For the Saturday-Sunday weekend of September 28-29, 2013, here are some media stories of note:
Seymour Hersh, the investigative journalist, says 90 per cent of editors should be fired, that organizations like NBC and ABC should be closed, and that journalists should be returned to their roles as outsiders. The Guardian reports he considers the state of American journalism "pathetic" because of its general unwillingness to be an unpopular messenger of truth.
Earlier this week Popular Science banned online comments on its site. It argued they hurt debate and influenced public opinion in such a way as to affect how science was financed. But Alexis Sobel Fitts, writing for the Columbia Journalism Review, argues that Popular Science isn't actually interpreting science properly. The research it cited to ban comments didn't conclude what the publication said it did and didn't prove the impact of comments was so serious.
The Guardian reports on the final stretch of the long run toward new forms of press regulation in Britain. It notes that an October 9 meeting of the British privy council committee on culture will evaluate an industry proposal on self-regulation or a much more formidable one that enjoys all-party backing.

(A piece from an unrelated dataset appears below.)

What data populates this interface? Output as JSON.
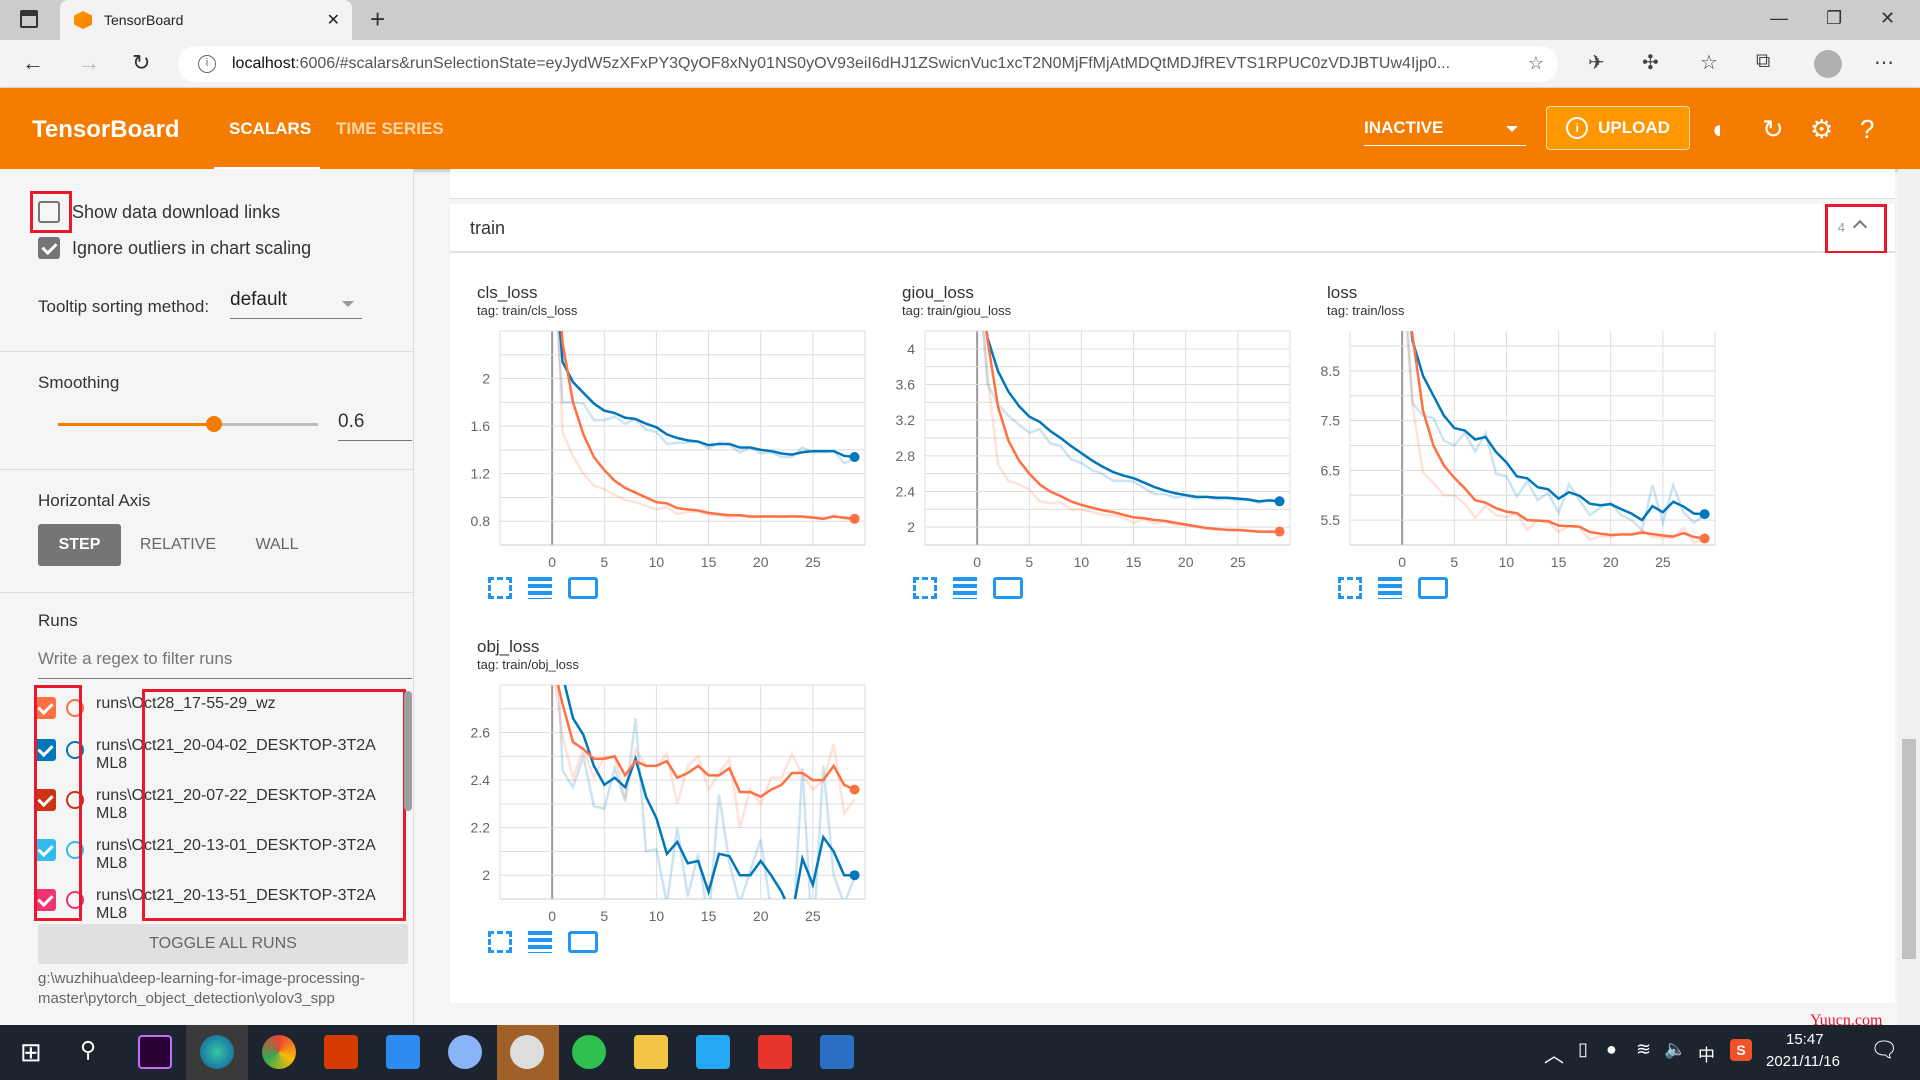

The New Statesman repurposes a well-received post from George Brock, the head of the City University of London's journalism department, on why newspapers and journalism are not in the trouble some believe. He thinks people still love reading ink on paper, that the revolution is really an evolution with several precedents, that adaptation for video and mobile will be necessary, but that ultimately the craft will survive this creative destruction.